St. Mary’s Church, Almer. NGR: SY91317 98933, 391317 98933. Lat: 50.7900 ;Long: -2.1245. (Lead author: JT)
St. Mary’s Church was founded by the Abbess of Shaftesbury, and part of the north wall is Saxon. The nave is built of Heathstone and dates from the 11th century, the north arcade and north aisle being added in the 12th century, with round heathstone piers and arches inside, including the occasional block of Purbeck limestone. The church has a clay tiled roof with two courses of Purbeck stone tiles at the verge.
The Bastards of Blandford rebuilt the south wall of the nave in 1750, using a lighter colour Heathstone in ashlar blocks of sizes diminishing upwards. The round-arched 18th century windows are of Portland Freestone.
Although the Heathstone is of two different colours, the grains are all sub-rounded and coated in iron oxide. It is therefore possible that they all come from the Lytchett Matravers Sandstone of the London Clay, which is found in Lytchett Matravers parish and westward on the high ground in Charborough Park and Morden.
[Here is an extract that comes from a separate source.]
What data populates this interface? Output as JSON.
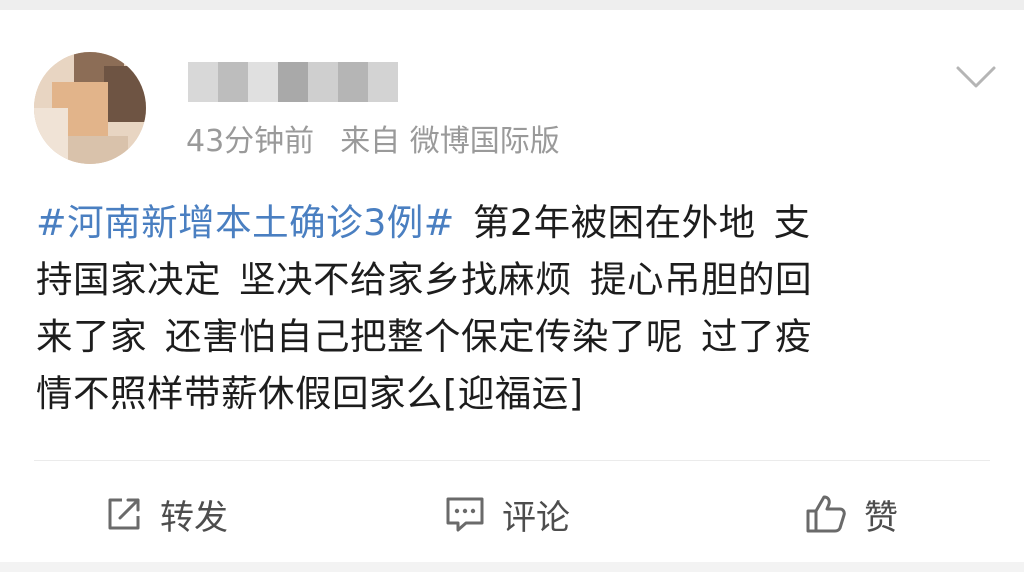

This church is within the patronage of the Drax estate of Charborough Park.
The chancel was rebuilt early in the 19th century with small pieces of the dark brown Heathstone, using ashlar in diminishing courses, with a few blocks of Upper Greensand and a pale oolitic limestone on the quoins, including the chimney to the boiler.
All text and photographs by JT, December 2017
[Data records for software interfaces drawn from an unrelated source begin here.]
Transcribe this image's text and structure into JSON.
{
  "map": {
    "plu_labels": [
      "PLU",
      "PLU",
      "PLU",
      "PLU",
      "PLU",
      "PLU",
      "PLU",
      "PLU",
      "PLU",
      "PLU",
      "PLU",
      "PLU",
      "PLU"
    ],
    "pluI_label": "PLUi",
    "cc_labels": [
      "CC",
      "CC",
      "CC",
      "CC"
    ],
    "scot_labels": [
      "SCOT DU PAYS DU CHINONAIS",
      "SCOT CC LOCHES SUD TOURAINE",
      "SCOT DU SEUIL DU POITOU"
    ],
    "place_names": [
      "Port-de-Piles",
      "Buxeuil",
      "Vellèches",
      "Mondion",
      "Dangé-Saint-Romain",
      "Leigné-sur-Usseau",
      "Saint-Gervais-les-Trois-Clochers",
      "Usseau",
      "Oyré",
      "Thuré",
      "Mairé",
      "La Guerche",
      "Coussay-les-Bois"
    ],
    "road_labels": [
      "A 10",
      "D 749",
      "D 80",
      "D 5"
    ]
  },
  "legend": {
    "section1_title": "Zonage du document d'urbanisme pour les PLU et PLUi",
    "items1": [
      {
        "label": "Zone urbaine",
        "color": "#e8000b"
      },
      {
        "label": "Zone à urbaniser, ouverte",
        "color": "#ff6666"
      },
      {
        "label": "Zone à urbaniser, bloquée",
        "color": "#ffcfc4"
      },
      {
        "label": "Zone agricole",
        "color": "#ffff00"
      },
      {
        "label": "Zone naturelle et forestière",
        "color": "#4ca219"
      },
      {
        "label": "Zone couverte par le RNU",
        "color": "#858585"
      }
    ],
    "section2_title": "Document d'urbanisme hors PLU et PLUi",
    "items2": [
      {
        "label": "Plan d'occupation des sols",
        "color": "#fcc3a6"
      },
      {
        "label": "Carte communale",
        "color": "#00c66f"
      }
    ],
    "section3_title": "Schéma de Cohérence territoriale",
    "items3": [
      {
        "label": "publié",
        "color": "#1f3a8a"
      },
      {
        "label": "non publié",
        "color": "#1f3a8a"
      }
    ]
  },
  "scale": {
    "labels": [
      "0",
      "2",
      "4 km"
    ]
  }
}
The tower was built in the 15th century mostly of heathstone, but with bands of Purbeck Burr (Broken Shell Limestone) in the lower storey. Above the string course is another band of Purbeck Burr and a bell-chamber opening of the same except for the tracery on the north side, which appears to be Upper Greensand. On the south side the bell-chamber frame is all Burr, with slate in the openings. The tall and narrow inner arch of the tower is of Purbeck Burr. The 13th century font close to the tower arch is of Purbeck Marble.
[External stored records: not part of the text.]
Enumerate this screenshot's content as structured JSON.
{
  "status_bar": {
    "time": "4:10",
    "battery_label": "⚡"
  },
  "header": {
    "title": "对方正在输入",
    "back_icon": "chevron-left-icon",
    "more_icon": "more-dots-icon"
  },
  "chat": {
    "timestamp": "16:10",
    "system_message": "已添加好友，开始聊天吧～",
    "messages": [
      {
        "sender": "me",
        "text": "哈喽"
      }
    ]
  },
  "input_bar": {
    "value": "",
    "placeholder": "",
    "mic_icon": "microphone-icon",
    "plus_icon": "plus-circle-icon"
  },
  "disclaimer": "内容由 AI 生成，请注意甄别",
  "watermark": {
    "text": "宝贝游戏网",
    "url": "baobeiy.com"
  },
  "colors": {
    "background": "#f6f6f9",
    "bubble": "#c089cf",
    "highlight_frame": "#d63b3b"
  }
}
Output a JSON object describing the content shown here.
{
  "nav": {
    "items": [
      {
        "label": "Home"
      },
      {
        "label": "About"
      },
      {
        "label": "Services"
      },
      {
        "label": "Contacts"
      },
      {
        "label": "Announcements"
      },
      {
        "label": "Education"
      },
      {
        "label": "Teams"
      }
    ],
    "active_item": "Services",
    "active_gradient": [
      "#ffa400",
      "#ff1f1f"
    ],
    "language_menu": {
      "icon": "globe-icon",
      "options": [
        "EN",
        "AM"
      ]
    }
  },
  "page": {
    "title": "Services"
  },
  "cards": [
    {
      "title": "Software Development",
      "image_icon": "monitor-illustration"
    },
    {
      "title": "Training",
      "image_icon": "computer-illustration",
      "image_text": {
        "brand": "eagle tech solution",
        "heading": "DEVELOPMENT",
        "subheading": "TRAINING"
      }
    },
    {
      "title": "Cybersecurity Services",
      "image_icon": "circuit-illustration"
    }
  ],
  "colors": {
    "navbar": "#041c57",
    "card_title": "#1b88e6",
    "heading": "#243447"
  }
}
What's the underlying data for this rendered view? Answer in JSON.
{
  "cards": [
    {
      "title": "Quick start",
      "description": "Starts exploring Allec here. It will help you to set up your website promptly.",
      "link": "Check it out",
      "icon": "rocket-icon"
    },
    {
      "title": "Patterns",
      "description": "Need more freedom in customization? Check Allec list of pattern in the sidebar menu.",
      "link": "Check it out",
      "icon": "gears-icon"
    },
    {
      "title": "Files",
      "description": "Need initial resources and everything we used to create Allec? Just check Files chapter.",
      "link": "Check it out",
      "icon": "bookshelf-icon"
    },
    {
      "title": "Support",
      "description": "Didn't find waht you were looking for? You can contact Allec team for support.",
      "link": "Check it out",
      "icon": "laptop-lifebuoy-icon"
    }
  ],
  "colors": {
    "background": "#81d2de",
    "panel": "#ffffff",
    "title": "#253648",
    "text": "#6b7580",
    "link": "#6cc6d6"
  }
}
The church was restored in 1907. The inner chancel arch is of the same pale oolitic limestone, with only one band in each pier of heathstone. Could this be the Corallian oolite that we found in Sturminster Marshall, where we found a family connection with Marnhull?